## Supplied records
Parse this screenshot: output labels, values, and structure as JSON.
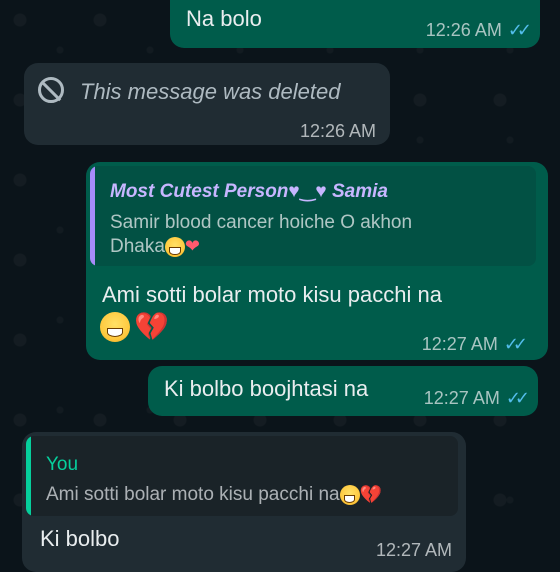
{
  "messages": [
    {
      "id": "m1",
      "direction": "outgoing",
      "text": "Na bolo",
      "time": "12:26 AM",
      "status": "read-double-tick"
    },
    {
      "id": "m2",
      "direction": "incoming",
      "deleted_text": "This message was deleted",
      "time": "12:26 AM",
      "icon": "block-icon"
    },
    {
      "id": "m3",
      "direction": "outgoing",
      "quote": {
        "author": "Most Cutest Person♥‿♥ Samia",
        "text_line1": "Samir blood cancer hoiche O akhon",
        "text_line2": "Dhaka"
      },
      "text": "Ami sotti bolar moto kisu pacchi na",
      "emojis": [
        "sweat-smile-emoji",
        "broken-heart-emoji"
      ],
      "time": "12:27 AM",
      "status": "read-double-tick"
    },
    {
      "id": "m4",
      "direction": "outgoing",
      "text": "Ki bolbo boojhtasi na",
      "time": "12:27 AM",
      "status": "read-double-tick"
    },
    {
      "id": "m5",
      "direction": "incoming",
      "quote": {
        "author": "You",
        "text": "Ami sotti bolar moto kisu pacchi na"
      },
      "text": "Ki bolbo",
      "time": "12:27 AM"
    }
  ],
  "colors": {
    "background": "#0b141a",
    "outgoing_bubble": "#005c4b",
    "incoming_bubble": "#202c33",
    "read_tick": "#53bdeb",
    "quote_purple_bar": "#a78bfa",
    "quote_green_bar": "#06cf9c"
  }
}
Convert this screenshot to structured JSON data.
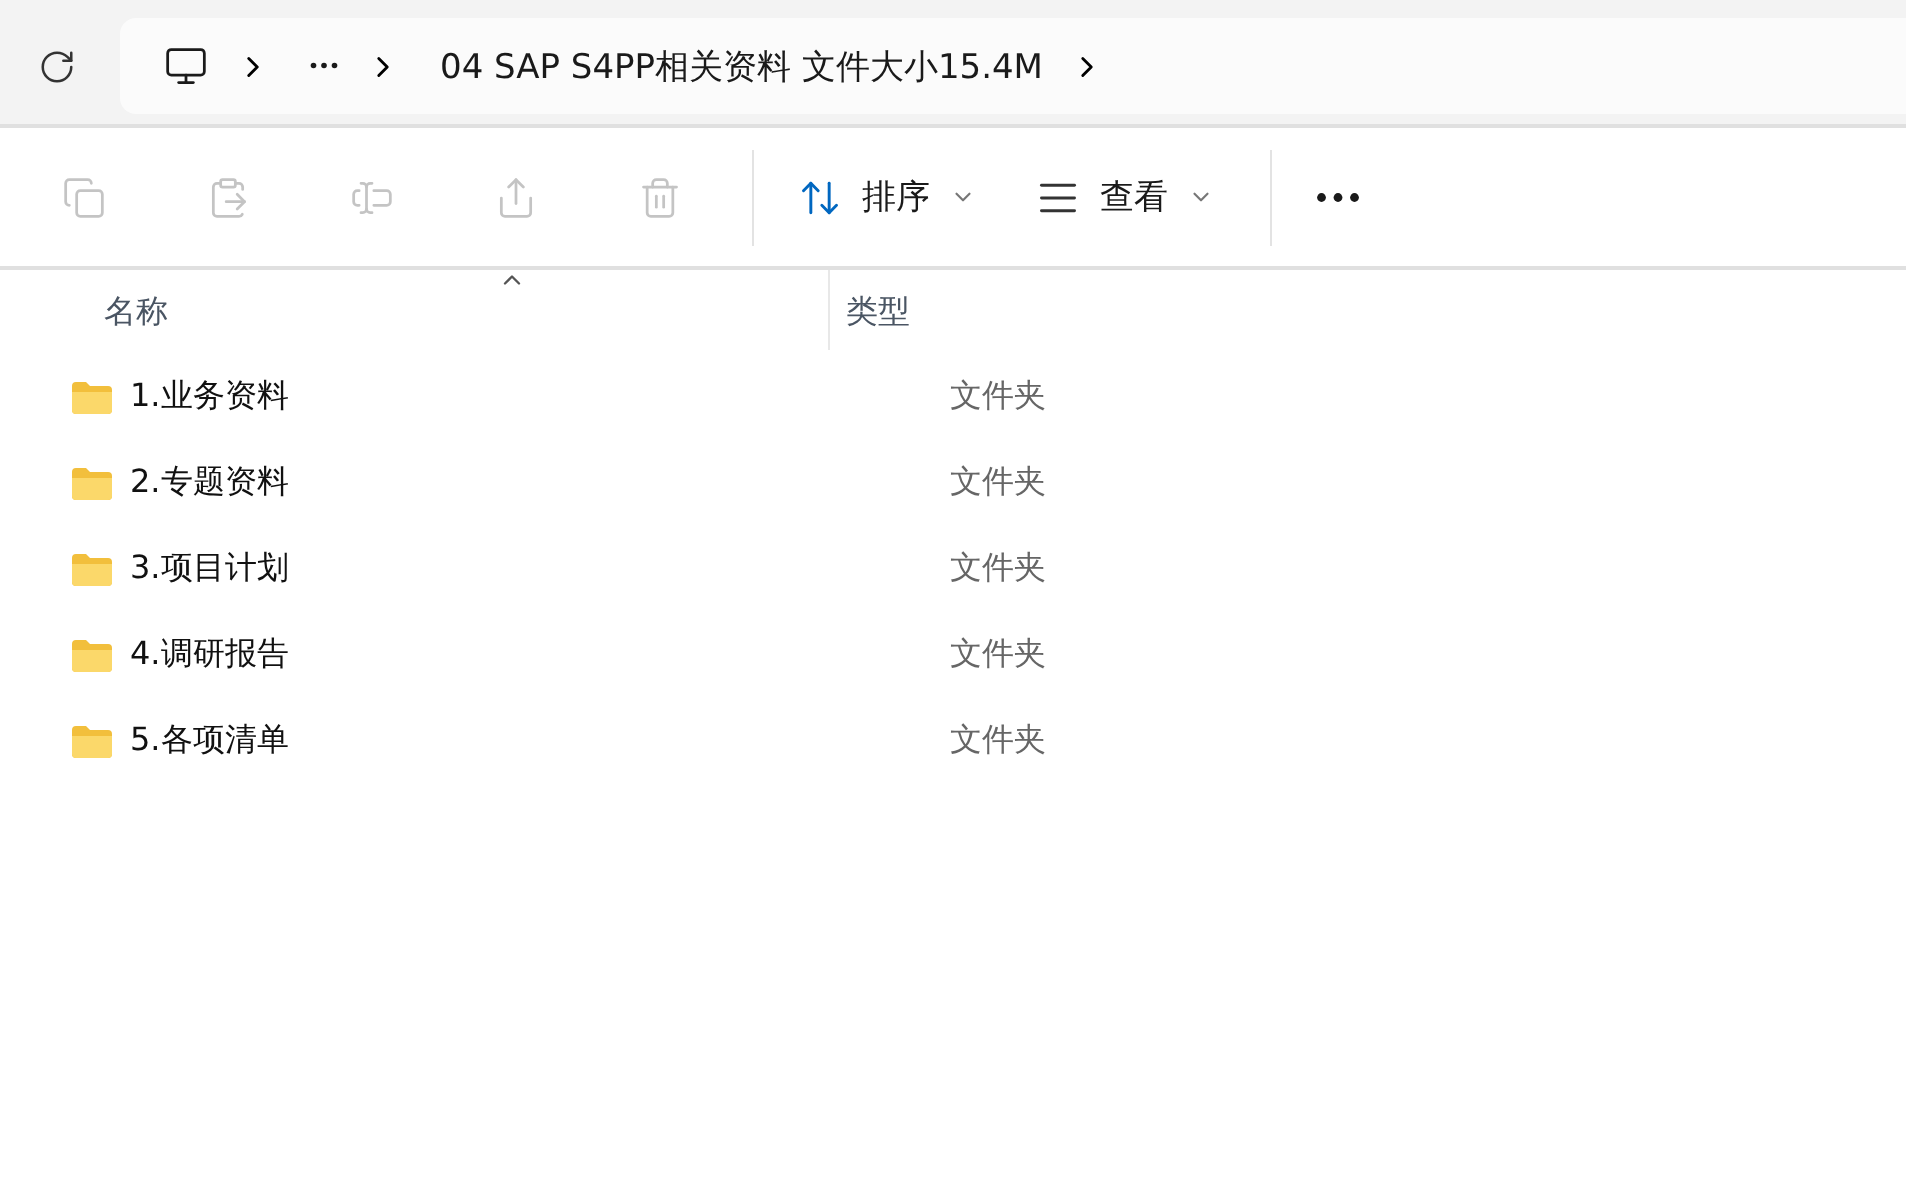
{
  "address_bar": {
    "path": [
      {
        "kind": "device"
      },
      {
        "kind": "overflow"
      },
      {
        "kind": "folder",
        "label": "04 SAP S4PP相关资料 文件大小15.4M"
      }
    ]
  },
  "toolbar": {
    "actions": [
      {
        "kind": "copy",
        "disabled": true
      },
      {
        "kind": "paste",
        "disabled": true
      },
      {
        "kind": "rename",
        "disabled": true
      },
      {
        "kind": "share",
        "disabled": true
      },
      {
        "kind": "delete",
        "disabled": true
      }
    ],
    "menus": [
      {
        "kind": "sort",
        "label": "排序"
      },
      {
        "kind": "view",
        "label": "查看"
      }
    ]
  },
  "table": {
    "columns": [
      {
        "label": "名称",
        "sorted": true
      },
      {
        "label": "类型",
        "sorted": false
      }
    ],
    "rows": [
      {
        "name": "1.业务资料",
        "type": "文件夹"
      },
      {
        "name": "2.专题资料",
        "type": "文件夹"
      },
      {
        "name": "3.项目计划",
        "type": "文件夹"
      },
      {
        "name": "4.调研报告",
        "type": "文件夹"
      },
      {
        "name": "5.各项清单",
        "type": "文件夹"
      }
    ]
  }
}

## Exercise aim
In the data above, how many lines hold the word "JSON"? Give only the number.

## Final answer
2